■ **DATA SUPPLIED**
┏━━
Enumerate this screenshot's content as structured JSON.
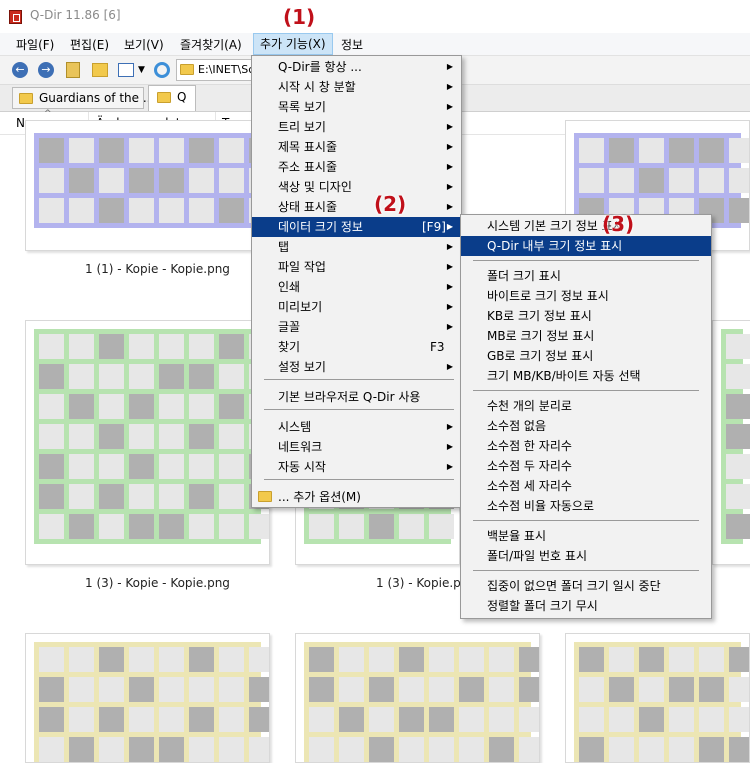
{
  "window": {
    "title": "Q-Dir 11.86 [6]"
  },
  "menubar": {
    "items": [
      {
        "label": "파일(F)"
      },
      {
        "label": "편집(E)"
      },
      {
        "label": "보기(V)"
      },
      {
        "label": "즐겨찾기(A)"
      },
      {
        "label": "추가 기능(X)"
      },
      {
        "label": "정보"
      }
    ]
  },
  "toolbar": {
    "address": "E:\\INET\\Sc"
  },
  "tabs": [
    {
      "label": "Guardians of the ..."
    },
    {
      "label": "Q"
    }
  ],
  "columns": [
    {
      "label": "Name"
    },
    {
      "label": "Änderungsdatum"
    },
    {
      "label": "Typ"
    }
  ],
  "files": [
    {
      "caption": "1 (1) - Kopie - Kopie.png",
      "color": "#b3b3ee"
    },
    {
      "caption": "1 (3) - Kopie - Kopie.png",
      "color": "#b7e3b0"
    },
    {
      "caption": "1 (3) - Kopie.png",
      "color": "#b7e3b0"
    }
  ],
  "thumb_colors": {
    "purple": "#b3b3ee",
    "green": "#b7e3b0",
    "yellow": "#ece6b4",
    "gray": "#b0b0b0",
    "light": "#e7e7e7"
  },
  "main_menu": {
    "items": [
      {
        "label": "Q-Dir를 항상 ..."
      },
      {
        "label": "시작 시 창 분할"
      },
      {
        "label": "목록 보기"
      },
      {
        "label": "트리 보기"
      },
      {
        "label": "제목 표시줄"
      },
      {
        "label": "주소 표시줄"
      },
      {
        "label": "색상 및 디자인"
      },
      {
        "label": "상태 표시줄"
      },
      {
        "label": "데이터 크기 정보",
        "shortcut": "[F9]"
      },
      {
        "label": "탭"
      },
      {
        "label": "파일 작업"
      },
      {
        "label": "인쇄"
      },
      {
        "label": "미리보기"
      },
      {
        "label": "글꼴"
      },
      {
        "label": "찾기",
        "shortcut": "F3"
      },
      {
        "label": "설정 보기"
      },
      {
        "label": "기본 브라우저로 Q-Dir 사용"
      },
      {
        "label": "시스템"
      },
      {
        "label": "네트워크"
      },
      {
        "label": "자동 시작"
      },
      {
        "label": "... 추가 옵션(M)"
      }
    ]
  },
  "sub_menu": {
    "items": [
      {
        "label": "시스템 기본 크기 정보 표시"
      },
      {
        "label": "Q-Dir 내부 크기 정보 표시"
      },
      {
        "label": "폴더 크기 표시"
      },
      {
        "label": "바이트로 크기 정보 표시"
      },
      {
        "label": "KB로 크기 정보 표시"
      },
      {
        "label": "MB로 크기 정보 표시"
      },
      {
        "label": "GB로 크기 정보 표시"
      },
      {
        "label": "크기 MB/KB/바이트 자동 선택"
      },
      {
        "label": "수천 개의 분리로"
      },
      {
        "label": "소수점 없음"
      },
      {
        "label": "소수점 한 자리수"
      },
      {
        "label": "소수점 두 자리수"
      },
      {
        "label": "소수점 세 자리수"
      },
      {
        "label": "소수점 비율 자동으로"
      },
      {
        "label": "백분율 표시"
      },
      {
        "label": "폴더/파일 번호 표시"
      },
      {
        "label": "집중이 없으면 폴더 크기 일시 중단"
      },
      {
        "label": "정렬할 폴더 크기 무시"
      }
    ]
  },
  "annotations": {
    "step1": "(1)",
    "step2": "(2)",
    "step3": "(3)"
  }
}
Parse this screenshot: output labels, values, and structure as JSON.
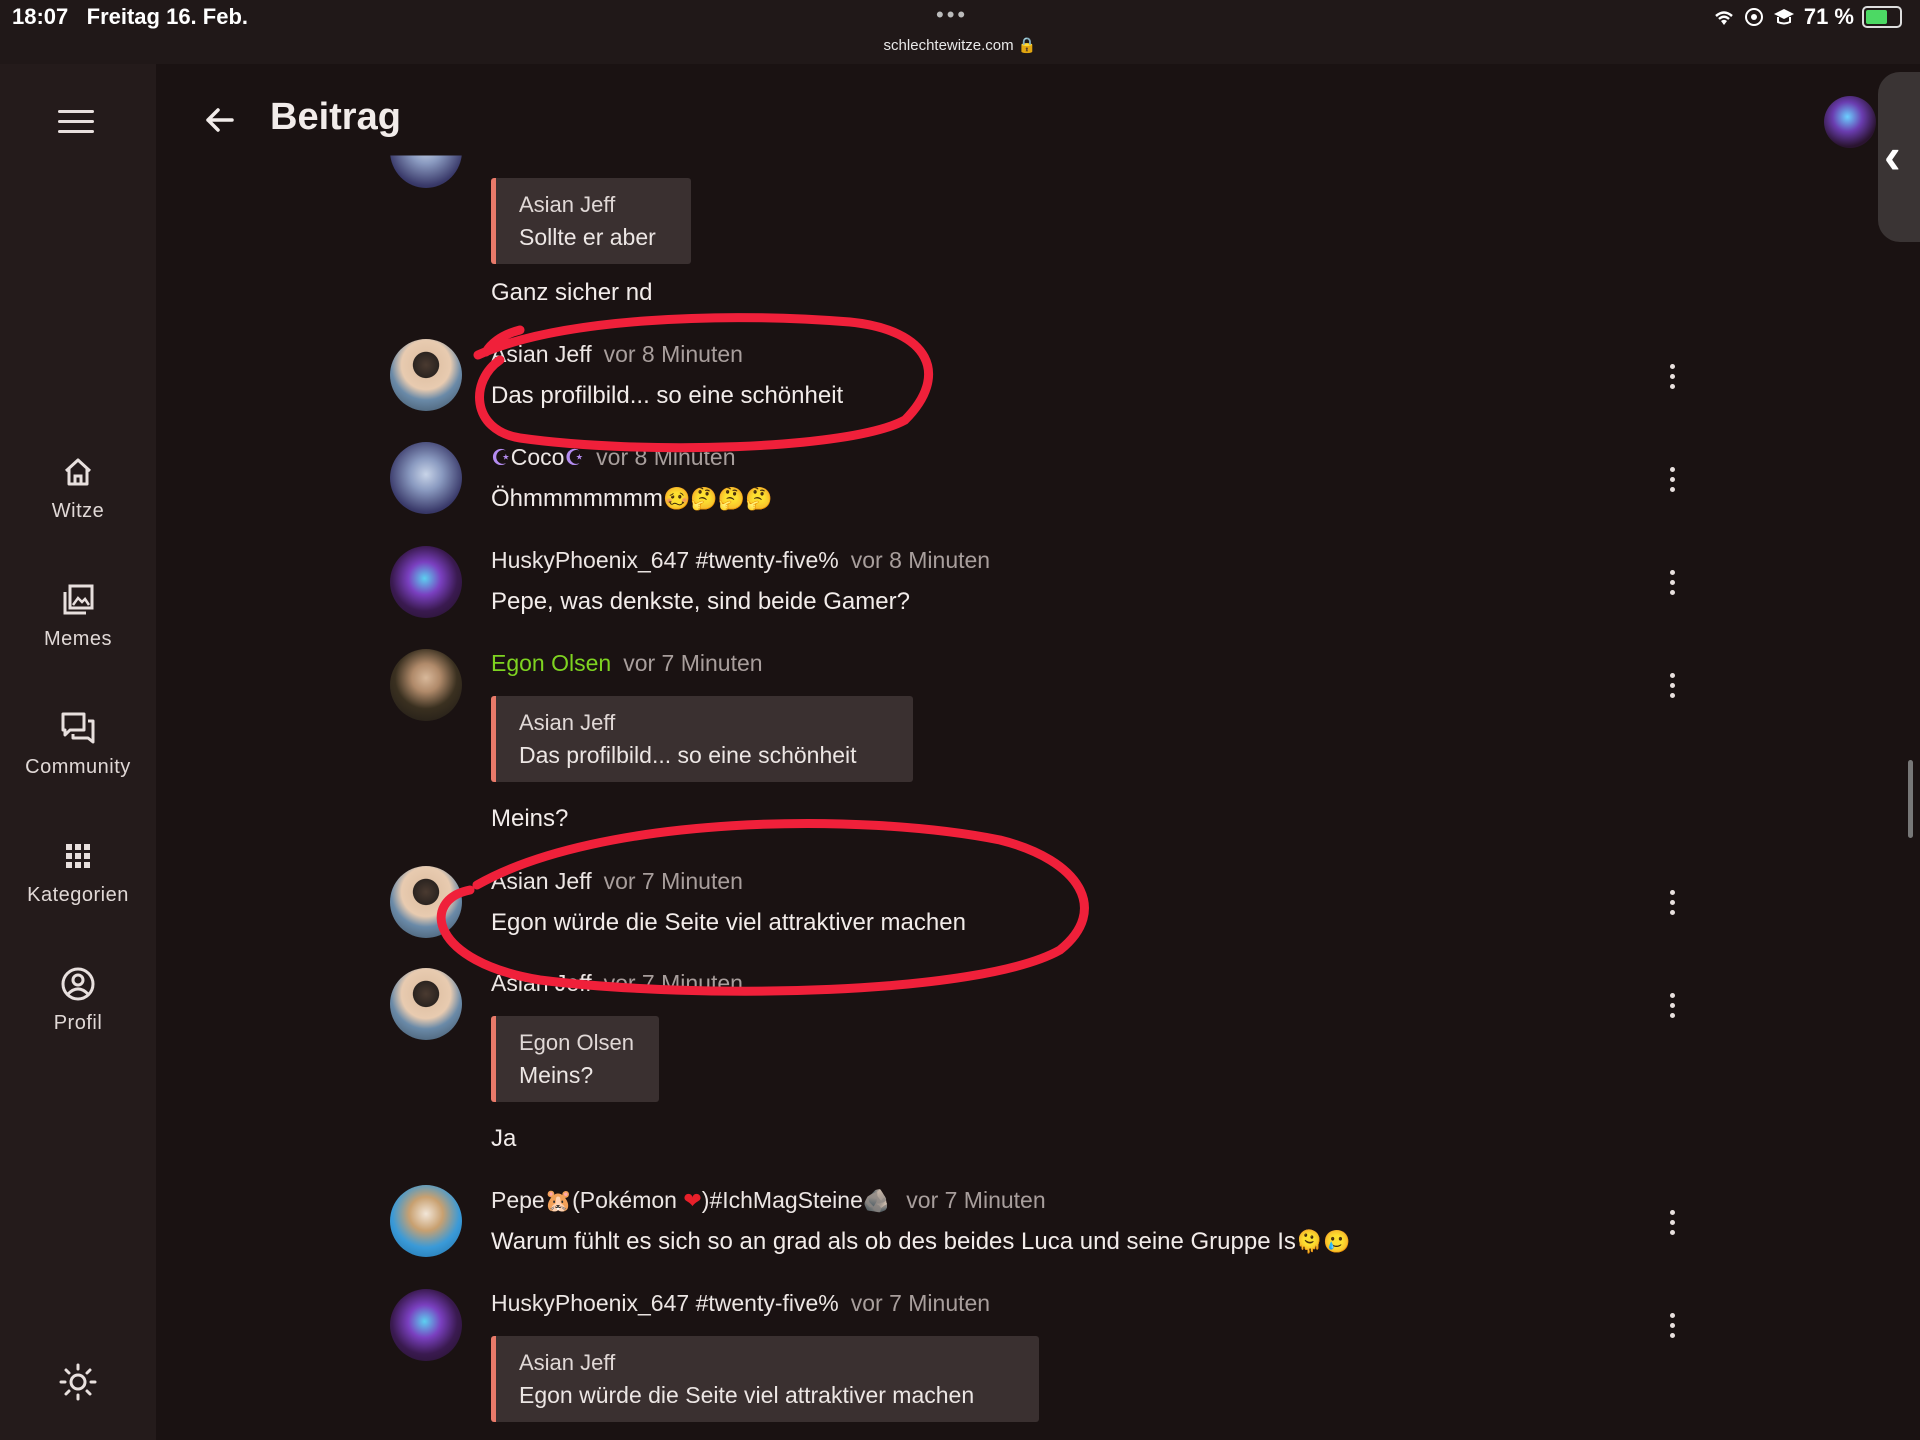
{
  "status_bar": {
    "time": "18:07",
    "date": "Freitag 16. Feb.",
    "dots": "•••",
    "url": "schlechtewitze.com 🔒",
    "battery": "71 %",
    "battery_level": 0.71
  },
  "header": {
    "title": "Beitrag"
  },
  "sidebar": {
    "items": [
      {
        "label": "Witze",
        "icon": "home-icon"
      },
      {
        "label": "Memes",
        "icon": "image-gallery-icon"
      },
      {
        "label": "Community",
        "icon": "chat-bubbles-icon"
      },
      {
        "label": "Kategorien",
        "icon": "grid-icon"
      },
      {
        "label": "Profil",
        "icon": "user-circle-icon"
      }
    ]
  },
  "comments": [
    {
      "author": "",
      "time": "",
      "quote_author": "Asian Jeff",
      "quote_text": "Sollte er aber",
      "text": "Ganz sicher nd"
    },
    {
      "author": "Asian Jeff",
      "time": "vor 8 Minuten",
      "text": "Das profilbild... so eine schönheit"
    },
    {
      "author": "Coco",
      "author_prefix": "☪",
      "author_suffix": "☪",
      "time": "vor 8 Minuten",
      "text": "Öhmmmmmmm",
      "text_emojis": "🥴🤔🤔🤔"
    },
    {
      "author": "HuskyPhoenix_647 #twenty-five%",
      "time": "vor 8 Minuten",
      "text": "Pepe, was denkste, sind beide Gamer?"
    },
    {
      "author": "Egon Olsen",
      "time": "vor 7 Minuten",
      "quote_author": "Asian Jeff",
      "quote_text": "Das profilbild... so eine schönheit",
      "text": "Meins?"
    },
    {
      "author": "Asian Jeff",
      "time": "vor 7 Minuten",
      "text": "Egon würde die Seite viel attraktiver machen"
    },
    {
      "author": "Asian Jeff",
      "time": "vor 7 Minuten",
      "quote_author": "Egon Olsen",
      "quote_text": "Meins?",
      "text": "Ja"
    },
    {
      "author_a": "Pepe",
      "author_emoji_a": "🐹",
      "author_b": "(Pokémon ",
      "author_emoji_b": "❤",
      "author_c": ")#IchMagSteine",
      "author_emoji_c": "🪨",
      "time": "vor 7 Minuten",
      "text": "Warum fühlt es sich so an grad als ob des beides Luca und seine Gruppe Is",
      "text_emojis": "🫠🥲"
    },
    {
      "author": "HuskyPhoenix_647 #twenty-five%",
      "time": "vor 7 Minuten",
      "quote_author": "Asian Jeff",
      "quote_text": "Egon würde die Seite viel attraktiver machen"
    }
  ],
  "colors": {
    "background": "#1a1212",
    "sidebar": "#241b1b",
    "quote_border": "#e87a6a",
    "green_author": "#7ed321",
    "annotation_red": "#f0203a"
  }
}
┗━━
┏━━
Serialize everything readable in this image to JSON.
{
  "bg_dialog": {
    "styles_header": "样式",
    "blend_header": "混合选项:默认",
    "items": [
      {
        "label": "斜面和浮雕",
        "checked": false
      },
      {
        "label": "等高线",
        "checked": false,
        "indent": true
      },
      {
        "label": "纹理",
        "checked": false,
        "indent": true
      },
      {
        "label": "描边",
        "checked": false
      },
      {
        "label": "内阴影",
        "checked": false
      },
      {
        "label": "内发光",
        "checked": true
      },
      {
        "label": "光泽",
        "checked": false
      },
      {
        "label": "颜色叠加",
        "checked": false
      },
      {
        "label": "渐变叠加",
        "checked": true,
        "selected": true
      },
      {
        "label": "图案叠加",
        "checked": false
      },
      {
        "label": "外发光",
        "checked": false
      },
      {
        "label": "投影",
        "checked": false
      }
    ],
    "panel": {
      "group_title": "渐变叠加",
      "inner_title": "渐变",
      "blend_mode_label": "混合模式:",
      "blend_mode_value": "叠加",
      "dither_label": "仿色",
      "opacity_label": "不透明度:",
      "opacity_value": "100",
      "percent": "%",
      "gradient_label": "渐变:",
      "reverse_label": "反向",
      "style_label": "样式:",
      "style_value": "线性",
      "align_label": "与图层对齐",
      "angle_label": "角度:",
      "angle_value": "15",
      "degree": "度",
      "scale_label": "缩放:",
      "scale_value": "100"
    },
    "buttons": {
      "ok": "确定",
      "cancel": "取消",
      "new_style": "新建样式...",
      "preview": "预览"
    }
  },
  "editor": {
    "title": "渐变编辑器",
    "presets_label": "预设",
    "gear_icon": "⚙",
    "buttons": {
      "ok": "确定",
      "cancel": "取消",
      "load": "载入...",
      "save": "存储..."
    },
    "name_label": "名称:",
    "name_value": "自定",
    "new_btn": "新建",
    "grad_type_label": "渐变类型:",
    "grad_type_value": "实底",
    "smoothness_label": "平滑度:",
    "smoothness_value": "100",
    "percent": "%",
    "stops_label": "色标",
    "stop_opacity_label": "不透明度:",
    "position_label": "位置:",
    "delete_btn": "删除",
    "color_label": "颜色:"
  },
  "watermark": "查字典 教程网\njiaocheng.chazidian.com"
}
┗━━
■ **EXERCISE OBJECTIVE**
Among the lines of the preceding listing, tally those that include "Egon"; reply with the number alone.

■ **RESULT FOR THIS TASK**
4